The global minimum tax project has reached a critical phase. Like businesses, governments should be focusing on the practical aspects of applying and administering the new rules
The G20-led project on addressing the tax challenges of the digitalisation of the economy is entering a critical phase as jurisdictions work to enact Pillar Two global minimum taxes even while technical and administrative aspects of the new system are still being hammered out in the Inclusive Framework. There is much businesses need to do to be ready to comply with widespread implementation, and much preparation ahead for tax administrations as well.
Smooth implementation of Pillar Two is in the interest of both businesses and governments and is an urgent matter given that many countries are working to have global minimum tax rules in place by the end of the year. Businesses are trying to understand the new compliance obligations following the rules and working through the complex computations to determine where they may have top-up taxes due beginning in 2024. In addition, businesses are monitoring how the introduction of minimum tax rules may be accompanied by other changes in the design of corporate income taxes in the countries where they operate.
There’s a gap between businesses recognising that global minimum taxes are on the horizon and fully understanding how Pillar Two will affect their global operations. According to the 2023 EY Tax and Finance Operations survey, while 90% of businesses expect to experience at least a moderate impact from Pillar Two, just 30% have completed an impact assessment. This is concerning given the first global minimum taxes are set to take effect in less than six months.
These new tax rules are coming as many businesses and governments undertake dramatic transformations of their tax departments and tax administration functions respectively. These transformations offer opportunities for businesses and governments to embed the obligations and responsibilities associated with Pillar Two into their processes.
For businesses, complying with global minimum taxes is the latest in a plethora of factors driving them to modernise operating models that harness new technology, new data capabilities and new processes, including financial reporting controls experience. Additionally, businesses are tasked with finding (or training) the right people who have the rare combination of tax technical, financial reporting and data skills; such talent is in short supply.
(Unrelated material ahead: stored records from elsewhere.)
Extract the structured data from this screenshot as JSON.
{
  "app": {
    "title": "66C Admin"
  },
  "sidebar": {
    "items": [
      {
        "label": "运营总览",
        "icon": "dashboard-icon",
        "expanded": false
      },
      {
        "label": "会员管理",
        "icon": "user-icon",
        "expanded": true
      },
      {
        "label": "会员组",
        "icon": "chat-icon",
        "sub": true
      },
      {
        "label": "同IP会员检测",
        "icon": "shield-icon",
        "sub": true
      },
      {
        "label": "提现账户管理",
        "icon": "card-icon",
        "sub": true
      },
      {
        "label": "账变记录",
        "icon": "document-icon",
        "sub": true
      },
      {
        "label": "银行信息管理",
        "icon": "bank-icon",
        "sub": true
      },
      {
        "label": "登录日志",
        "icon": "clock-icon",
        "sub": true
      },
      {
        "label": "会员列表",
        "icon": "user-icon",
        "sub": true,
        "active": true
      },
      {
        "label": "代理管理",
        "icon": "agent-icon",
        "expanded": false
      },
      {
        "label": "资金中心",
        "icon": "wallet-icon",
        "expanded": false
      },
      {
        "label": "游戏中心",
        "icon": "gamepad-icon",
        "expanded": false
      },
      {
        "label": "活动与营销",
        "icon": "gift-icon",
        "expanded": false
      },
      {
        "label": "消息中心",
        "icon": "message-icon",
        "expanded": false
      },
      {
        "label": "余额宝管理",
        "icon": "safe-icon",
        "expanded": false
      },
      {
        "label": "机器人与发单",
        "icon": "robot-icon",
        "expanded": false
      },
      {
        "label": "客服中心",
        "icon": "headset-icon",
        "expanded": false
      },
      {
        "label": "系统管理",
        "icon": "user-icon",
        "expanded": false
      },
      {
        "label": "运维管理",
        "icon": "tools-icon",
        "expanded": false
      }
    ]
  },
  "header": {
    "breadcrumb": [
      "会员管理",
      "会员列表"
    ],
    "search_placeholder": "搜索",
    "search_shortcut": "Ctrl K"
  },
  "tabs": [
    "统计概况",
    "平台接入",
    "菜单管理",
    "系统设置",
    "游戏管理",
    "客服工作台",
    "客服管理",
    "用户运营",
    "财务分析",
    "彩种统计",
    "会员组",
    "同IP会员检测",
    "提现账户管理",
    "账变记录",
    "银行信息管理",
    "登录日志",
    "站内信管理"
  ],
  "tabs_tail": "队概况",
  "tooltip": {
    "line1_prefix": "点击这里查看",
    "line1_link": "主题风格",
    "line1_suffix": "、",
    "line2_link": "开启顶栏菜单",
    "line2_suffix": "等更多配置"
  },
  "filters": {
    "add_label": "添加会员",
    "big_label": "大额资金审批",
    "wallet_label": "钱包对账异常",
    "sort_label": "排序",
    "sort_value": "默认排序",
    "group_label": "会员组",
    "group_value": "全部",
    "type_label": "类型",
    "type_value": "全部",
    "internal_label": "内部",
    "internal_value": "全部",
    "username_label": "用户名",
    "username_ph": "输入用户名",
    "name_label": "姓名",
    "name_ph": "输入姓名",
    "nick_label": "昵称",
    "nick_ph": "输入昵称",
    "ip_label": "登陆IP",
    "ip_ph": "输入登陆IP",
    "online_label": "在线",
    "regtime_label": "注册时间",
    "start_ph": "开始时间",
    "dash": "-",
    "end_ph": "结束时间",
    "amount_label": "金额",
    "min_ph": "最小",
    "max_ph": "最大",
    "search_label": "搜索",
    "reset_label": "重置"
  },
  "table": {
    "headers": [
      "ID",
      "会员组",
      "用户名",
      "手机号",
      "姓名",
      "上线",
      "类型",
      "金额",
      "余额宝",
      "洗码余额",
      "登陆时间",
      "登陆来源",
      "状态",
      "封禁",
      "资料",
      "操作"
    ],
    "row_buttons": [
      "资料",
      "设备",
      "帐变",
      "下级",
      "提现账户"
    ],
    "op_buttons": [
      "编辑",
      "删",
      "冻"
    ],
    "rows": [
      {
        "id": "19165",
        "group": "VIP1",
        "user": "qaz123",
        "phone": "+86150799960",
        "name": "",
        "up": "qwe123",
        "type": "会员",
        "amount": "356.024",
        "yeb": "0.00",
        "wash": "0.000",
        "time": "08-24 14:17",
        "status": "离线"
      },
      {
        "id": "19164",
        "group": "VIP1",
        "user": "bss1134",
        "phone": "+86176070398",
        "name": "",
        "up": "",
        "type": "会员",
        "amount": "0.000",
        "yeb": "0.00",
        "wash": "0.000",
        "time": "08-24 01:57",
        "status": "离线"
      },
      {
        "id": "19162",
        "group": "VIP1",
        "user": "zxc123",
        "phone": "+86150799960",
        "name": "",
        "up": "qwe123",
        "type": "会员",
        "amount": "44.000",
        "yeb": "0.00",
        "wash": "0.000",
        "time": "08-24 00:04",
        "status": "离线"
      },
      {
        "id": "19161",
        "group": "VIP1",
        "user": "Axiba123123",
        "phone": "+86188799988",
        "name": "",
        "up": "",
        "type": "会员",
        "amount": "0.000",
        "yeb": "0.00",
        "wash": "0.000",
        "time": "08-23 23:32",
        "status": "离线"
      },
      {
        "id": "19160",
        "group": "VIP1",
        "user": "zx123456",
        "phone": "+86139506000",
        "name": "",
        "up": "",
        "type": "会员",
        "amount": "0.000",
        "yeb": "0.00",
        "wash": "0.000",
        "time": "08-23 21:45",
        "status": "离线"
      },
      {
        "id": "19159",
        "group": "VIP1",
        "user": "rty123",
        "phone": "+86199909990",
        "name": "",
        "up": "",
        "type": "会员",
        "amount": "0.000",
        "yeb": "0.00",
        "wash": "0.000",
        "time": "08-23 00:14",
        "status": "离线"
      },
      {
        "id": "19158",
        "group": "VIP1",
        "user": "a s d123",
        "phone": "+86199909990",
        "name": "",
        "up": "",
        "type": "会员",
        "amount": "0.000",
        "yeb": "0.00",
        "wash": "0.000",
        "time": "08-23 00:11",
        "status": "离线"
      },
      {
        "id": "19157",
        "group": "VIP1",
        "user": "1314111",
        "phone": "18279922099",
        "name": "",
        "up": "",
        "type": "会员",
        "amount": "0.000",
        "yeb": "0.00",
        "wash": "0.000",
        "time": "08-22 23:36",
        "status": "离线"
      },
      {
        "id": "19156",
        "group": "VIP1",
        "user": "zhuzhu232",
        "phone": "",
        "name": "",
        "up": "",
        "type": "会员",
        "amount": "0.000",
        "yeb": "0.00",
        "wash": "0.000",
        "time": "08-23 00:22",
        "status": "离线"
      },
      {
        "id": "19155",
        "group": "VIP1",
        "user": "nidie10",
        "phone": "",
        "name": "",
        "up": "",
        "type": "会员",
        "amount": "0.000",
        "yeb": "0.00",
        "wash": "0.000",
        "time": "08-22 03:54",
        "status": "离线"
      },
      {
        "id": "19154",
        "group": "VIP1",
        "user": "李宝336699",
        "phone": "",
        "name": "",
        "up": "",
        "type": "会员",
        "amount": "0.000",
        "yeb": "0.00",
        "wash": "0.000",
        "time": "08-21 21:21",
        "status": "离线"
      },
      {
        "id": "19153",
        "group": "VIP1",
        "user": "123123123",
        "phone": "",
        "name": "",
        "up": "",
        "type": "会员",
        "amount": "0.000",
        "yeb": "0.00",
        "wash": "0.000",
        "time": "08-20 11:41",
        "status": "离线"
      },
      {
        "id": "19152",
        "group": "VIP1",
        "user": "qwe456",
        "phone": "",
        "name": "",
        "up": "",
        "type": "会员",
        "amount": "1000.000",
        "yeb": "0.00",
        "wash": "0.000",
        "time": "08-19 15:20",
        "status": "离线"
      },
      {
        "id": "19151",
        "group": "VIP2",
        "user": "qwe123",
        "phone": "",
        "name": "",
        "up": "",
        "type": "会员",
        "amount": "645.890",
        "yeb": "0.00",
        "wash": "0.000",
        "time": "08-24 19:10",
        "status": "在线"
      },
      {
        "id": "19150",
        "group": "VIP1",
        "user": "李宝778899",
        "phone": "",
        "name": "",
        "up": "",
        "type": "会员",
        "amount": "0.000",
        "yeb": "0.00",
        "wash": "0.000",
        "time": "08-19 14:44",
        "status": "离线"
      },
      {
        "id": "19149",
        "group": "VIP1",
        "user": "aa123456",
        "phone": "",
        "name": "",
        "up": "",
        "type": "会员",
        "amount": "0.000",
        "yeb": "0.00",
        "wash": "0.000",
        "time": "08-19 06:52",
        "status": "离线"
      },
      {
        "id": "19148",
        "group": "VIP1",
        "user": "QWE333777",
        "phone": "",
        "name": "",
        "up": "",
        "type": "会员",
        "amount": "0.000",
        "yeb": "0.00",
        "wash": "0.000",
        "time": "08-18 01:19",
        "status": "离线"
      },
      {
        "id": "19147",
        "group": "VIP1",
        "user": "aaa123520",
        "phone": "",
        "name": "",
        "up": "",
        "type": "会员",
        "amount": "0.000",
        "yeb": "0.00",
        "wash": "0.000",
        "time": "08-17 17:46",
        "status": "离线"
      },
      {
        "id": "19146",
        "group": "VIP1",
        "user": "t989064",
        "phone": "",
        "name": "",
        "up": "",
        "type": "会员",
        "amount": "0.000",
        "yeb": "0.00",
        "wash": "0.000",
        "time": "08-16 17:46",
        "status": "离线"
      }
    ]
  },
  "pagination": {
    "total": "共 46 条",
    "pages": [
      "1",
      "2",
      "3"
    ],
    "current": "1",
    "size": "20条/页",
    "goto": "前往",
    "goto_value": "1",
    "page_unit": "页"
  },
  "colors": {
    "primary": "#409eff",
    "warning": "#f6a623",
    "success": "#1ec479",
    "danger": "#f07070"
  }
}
For governments undertaking their own transformations, it will be critical that tax administrations evaluate the processes they need to deal with all of the new data they will soon be receiving from taxpayers as part of the global information return that shows the computation of the Pillar Two Effective Tax Rate for their operations in each country and calculates the applicable top-up tax, if any, to bring the ETR in each country up to the 15% minimum level. And it’s not just global tax reform that will supply that data – tax functions are also working overtime to help their organisations meet environmental, social and governance requirements and objectives, including the EU’s Carbon Border Adjustment Mechanism. Tax administrators will want to be ready to make effective use of all the additional data that will be available to them.
The more governments can do to provide clarity about how their own global minimum tax rules will work, the better for everyone. This includes being transparent about what form their rules will take and when they’ll be effective. It also will be important for governments to consider how Pillar Two will affect policy tools traditionally used to encourage particular corporate behaviours, including improving sustainability.
For their part, tax administrators need to be sure they’re only collecting what is properly due without causing double taxation. More than half of companies polled in the 2023 EY Tax Risk and Controversy survey say they anticipate more tax controversy in the next two years, and they identified cross-border tax reforms as the leading source of risk. Clearly, tax controversy is burdensome for all involved – businesses and tax administrators – and should be avoided. Having clear and coordinated rules is essential to reducing the risk of controversy and double taxation. And having resources and mechanisms in place to efficiently and effectively resolve controversies that do arise is equally important.
The global minimum tax project is now more than four years in the making. The collective action by governments on this issue has been unprecedented and has ushered in a new era for the global tax system. It will take businesses time and resources to operate effectively within the new parameters. Tax administrations will need new capabilities to handle the data they will receive. And governments must do whatever they can to smooth the transition as businesses prepare to comply with the new rules and tax agencies prepare to administer them quickly, consistently and efficiently.
The views reflected in this article are the views of the author and do not necessarily reflect the views of the global EY organisation or its member firms.